I’ve had several strong reactions lately to all sorts of news. The #metoo campaign and seemingly never-ending apologies coming from men makes me sad. The dwindling relationship with North Korea has me scared and starting to stock up on water. And the lack of respectable leadership coming from our political parties (all of them) makes me downright disgusted.
But, recently, I got really mad. I was told, off the record, about a nonprofit that had signed a contract for over $50K with a small firm to organize a fundraising event. Eight months after the contract was signed – and 9 weeks before the actual event – the contractor had not done a thing. Nothing. The organization had picked the date, but the contractor had not identified a venue, or caterers or sponsors…. or anything. The organization terminated the contract, but was unable to recoup any of its money. It had made the awful mistake of paying for the contract up front, which was probably the reason why the contractor had no motivation to do any additional work.

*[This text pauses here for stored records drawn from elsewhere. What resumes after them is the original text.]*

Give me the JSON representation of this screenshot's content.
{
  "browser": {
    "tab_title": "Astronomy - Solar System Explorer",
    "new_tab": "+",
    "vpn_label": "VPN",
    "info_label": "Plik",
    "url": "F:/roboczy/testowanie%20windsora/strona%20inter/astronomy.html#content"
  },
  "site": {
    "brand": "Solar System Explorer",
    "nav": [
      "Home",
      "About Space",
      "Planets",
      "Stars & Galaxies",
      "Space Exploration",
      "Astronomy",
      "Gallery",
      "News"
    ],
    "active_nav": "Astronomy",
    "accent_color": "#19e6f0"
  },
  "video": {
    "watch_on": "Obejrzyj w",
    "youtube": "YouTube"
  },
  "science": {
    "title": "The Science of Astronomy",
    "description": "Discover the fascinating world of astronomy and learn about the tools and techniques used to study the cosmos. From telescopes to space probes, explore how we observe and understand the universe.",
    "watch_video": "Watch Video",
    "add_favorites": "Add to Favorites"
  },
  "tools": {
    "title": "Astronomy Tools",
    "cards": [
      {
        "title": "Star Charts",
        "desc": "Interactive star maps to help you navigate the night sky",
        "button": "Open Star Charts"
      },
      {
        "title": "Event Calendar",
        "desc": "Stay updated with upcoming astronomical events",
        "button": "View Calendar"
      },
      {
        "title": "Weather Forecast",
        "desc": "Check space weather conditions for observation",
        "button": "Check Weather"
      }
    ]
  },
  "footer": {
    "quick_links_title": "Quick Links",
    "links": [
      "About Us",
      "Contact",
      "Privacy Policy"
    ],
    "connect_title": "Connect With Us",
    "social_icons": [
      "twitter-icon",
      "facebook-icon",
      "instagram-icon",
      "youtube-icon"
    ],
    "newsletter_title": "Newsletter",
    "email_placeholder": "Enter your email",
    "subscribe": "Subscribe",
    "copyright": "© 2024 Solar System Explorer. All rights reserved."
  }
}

The Executive Director and staff managed to pull off a successful event. The room was filled with VIPs and the organization netted a surplus – not a substantial one, but a surplus nevertheless. The Executive Director exudes charisma. She could charm the skin off a snake. She is well respected. And thus, no one is going to ask her about unfilled contracts. No one will press her to inquire why she didn’t consider pursuing legal actions. (I was told that she didn’t want to even bother with wasting the energy on potential litigation, so she just let it go.)
This is the kind of thing about the nonprofit sector that drives me crazy and makes me mad. Despite the fact that it’s unlikely that anyone will know the truth, the organization knowingly threw away over $50K that could have gone towards supporting the community. It could have done some good. Instead, it benefited some contractors that did nothing to further the organization’s cause. This is one of the myriad of reasons why the nonprofit sector gets a bad rap. This is why we hear that “a nonprofit should be run like a business” – because no company in the private sector would ever have paid for the full contract up front.
Nonprofits need to be good stewards of their funds and make smart decisions. All it takes is one nonprofit to squander trust and ruin opportunities for other organizations. And the people who suffer are the ones in need of critical services. Don’t be that organization.